SOURCE MATERIAL: Begin

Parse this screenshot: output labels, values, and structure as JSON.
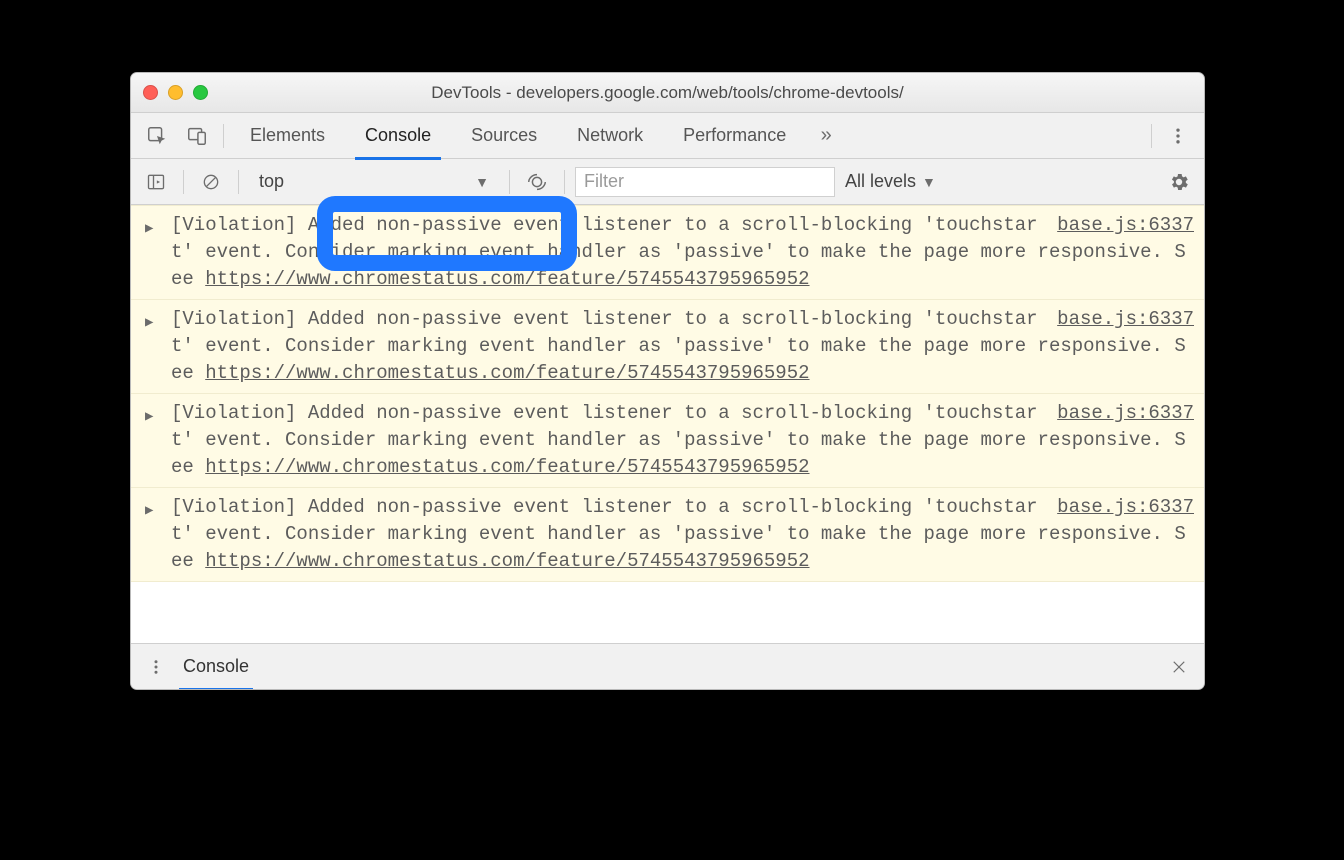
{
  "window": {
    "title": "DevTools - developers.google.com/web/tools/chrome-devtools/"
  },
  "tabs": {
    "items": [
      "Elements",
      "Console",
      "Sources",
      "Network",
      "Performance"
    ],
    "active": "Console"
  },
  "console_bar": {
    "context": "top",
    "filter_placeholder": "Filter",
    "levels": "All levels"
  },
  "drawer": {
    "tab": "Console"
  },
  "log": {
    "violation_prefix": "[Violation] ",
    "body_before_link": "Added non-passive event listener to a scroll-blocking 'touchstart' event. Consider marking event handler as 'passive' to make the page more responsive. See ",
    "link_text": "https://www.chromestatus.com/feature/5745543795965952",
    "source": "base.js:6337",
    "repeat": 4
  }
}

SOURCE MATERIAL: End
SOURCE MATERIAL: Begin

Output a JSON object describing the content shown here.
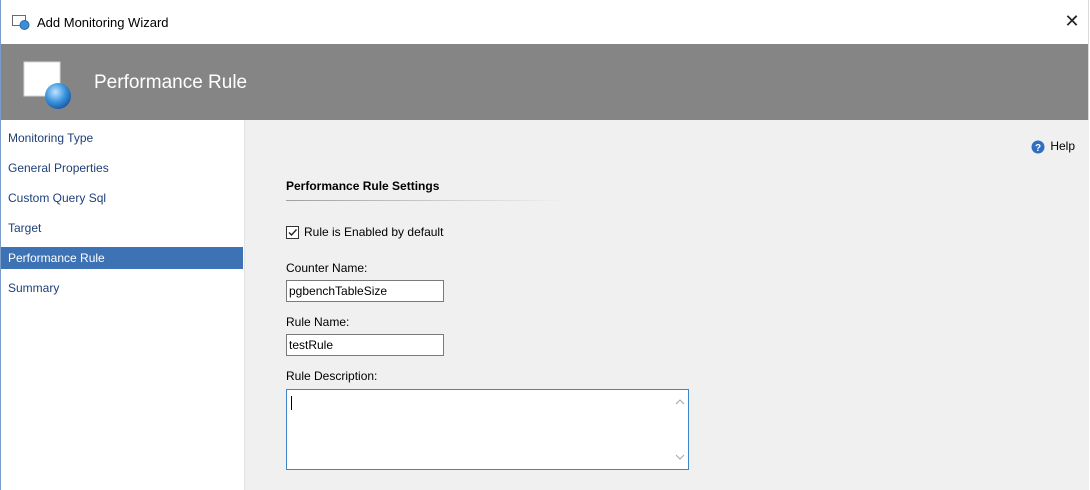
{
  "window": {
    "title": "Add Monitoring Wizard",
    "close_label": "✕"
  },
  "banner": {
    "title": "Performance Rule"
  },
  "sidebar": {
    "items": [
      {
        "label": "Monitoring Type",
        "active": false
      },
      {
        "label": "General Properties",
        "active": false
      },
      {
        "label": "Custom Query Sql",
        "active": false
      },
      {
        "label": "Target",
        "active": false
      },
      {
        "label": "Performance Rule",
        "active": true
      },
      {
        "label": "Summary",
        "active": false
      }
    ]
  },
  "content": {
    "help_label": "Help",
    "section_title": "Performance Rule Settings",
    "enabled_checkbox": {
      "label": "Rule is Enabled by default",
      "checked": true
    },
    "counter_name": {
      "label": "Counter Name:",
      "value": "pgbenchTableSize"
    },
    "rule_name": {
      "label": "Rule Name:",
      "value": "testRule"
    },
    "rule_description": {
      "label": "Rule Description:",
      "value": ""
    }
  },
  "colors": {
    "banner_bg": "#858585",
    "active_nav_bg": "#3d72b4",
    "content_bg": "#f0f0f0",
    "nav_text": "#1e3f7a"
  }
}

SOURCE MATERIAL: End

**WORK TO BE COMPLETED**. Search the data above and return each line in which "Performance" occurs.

**ANSWER SPACE**.
      "Performance"
    "title": "Performance Rule"
        "label": "Performance Rule",
    "section_title": "Performance Rule Settings",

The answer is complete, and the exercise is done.